‘April is the cruellest month…’, the opening line of TS Eliot’s ‘The Waste Land’, is one of the most famous phrases in Twentieth Century poetry. It’s famous enough that it often escapes poetry’s sequestered colonnades and turns up in the popular culture. But for those of us in the southern hemisphere, the phenomenon Eliot was referring to is something we experience in October (‘if at all’) as a sort of seasonal affectivity, a dark irony rooted in the burgeoning Spring. (There’s a similar seasonal reversal required for Ted Hughes’ ‘October Dawn’, another poem I’ve had a long attachment to (it’s mastery of half-rhyme), though it’s hard to find a correlative for Hughes’ ‘premonition of ice’ in the Australian autumn or winter.) Michael Austin reflects on Eliot’s phrase, particularly in a time of pandemic, in a blog post from April this year, entitled: ‘Why is April ‘the Cruelest Month’? TS Eliot’s Masterpiece of Pandemic Poetry.’ Austin writes: ‘Eliot wrote his famous poem in the aftermath of the last global pandemic to shut down the world. He and his wife caught the Spanish Flu in December of 1918, and he wrote much of the poem during his recovery.’ He goes on: ‘In the Waste Land, nothing can be crueler than hope, since it can only lead to disappointment […] The more I have read the opening lines of Eliot’s great poem, the more I have realized just what a dangerous emotion the great theological virtue of hope can be. Cynicism and irony are safe. To hope, one must open the door to disappointment, rejection, and disbelief.’ It’s a timely thought for those of us in our own ‘cruellest month’, as the beginning of the southern Spring this year coincides with the lifting of Australia’s most stringent lockdown. The attached video footage captures some essence of an October evening in Adelaide, a welcome relief after a particularly subdued winter. Look at all that glorious cruelty.
As a writer whose ‘day job’ is far removed from whatever writing I’m doing, I take some consolation from the examples of TS Eliot, Wallace Stevens and William Carlos Williams, who worked as a bank clerk, insurance executive, and physician, respectively. It’s more consoling than the thought of the countless writers whose aspirations were (and are) swallowed up by the necessary and quotidian.

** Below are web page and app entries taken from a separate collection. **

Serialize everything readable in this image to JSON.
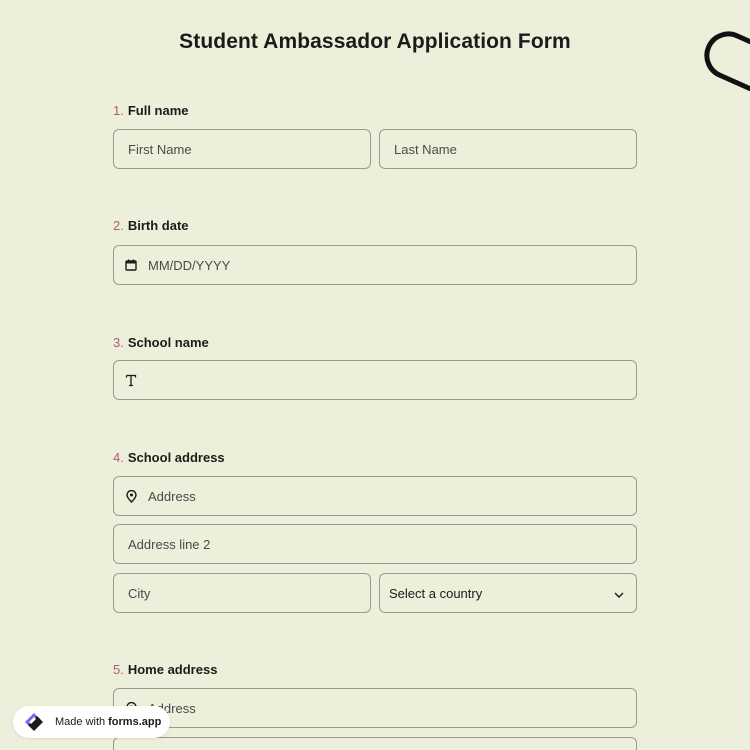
{
  "form": {
    "title": "Student Ambassador Application Form"
  },
  "questions": [
    {
      "num": "1.",
      "label": "Full name",
      "fields": [
        {
          "placeholder": "First Name"
        },
        {
          "placeholder": "Last Name"
        }
      ]
    },
    {
      "num": "2.",
      "label": "Birth date",
      "fields": [
        {
          "placeholder": "MM/DD/YYYY",
          "icon": "calendar-icon"
        }
      ]
    },
    {
      "num": "3.",
      "label": "School name",
      "fields": [
        {
          "placeholder": "",
          "icon": "text-type-icon"
        }
      ]
    },
    {
      "num": "4.",
      "label": "School address",
      "fields": [
        {
          "placeholder": "Address",
          "icon": "location-pin-icon"
        },
        {
          "placeholder": "Address line 2"
        },
        {
          "placeholder": "City"
        },
        {
          "placeholder": "Select a country",
          "icon": "chevron-down-icon"
        }
      ]
    },
    {
      "num": "5.",
      "label": "Home address",
      "fields": [
        {
          "placeholder": "Address",
          "icon": "location-pin-icon"
        }
      ]
    }
  ],
  "badge": {
    "prefix": "Made with",
    "brand": "forms.app"
  },
  "colors": {
    "background": "#ecefd9",
    "question_number": "#b35b75",
    "field_border": "#9a9a90"
  }
}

It’s difficult to cordon off a little energy, mental space, and time each day or across a week. I was a relative latecomer to Spotify, but podcasts on poetry, literature, writing, and creativity are a feature of my commute nowadays. This morning’s podcast, Unpublished’s ‘Consistency: the Antidote to Hustle’ (season 3, episode 12) was timely, part-practicality, part pep-talk: ‘… Working hard and devotion to your creativity, and the road to success, is consistency. And I almost would argue that it’s the smallest viable amount of work to do each day … That consistency is about showing up and doing the bare minimum, but doing the bare minimum every day.’ [at 4:47]